We spoke with Martin Connelly, co-founder and commercial director of UltraMAP, about the ever-present threats to submarine cable infrastructure and what can be done to keep it safe from harm
Submarine cable infrastructure is responsible for the vast majority of international data traffic around the world and, as data demand continues to increase, our reliance on these systems is only going to grow.
It goes without saying that damage to these cables can be catastrophic for connectivity, as well as being complex and expensive to repair. Thus, as is so often the case, prevention is better than cure, and monitoring this infrastructure to pre-empt disaster has become a crucial part of the submarine cable industry.
Martin Connelly, co-founder and commercial director of monitoring specialist UltraMAP, explained how they can watch maritime activity from afar and intervene before damage is done.
“In 2008, we were approached by one of our geographical information systems (GIS) customers to create some software – they had a big problem with ships dropping their anchor on top of their cable and they wanted to do something about it,” explained Connelly. “We devised a way of tracking vessels online and showing them together with the cable. The system we created was designed to set off alarms whenever any vessel we were tracking was exhibiting potentially cable-damaging behaviour. So, our asset monitor was specifically designed and written to protect subsea cables.”
Threats to submarine cables come in many different forms, from trailing anchors to natural disasters. Some of these threats can be minimised during cable design; for example, systems are typically planned to avoid areas of seismic activity where possible. Nonetheless, the risk can never be entirely eliminated, especially when it comes to these cables’ biggest threat: maritime activity.
“Since we started, the threats have remained constant and they encompass things from naturally occurring events, like earthquakes, to deliberate sabotage in some cases. Some of these things you can’t do anything about, but by far the biggest cause of damage to subsea cables is from manmade encroachment,” said Connelly, noting that it was not just anchors but also fishing and dredging that regularly damage this infrastructure.
For UltraMAP, effective monitoring goes far beyond accessing real-time data and interventions to prevent damage. In fact, many years of monitoring has created a wealth of data which can itself be analysed to provide useful insights for customers.
“One of the later, more surprising aspects of our growth has been with data. We collect gigabytes upon gigabytes of data every day, collecting information from vessels out at sea, and that data has become quite valuable over time,” explained Connelly. “Over the ten or more years that we’ve been collecting this information, we’ve built quite a database. A lot of our customers use that for route planning and evidential purposes.”
But one challenge that still remains is communication between the ecosystem at large. Connelly highlight how, even though approved cables should be added to maritime navigation equipment as part of the deployment process, this is often an afterthought.
“Sometimes the cables don’t make their way onto ships’ navigation systems and we’re regularly in communication with vessels out at sea where we’re carrying out an intervention and they are in disbelief that there is cable beneath them that they are about to drop their anchor on,” he explained, suggesting that clearer communication between the community will only become more vital as the sector’s activity increases.

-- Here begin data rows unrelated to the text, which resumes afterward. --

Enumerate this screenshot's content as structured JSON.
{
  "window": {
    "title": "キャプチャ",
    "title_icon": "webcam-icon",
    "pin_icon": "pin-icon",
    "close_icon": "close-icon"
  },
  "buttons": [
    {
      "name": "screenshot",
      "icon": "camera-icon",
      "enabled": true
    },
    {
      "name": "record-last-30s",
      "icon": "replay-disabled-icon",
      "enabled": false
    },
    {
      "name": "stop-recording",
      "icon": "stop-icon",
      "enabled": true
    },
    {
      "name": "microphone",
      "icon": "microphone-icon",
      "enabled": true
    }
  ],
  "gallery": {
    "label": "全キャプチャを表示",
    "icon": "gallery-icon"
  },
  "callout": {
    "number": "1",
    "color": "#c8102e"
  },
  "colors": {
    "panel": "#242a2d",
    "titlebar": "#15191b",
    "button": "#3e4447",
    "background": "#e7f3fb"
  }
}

“The seabed will become busier, and I think there’s an opportunity to bring more things together,” said Connelly. “We’re all part of this maritime community and I think communication between everyone out at sea is the biggest opportunity. We need to keep everyone talking to protect the global internet as well as our customers’ cables.”
Want to learn more about UltraMAP and the importance of effectively monitoring submarine cable infrastructure? UltraMap will be exhibiting at this year’s live Submarine Networks EMEA event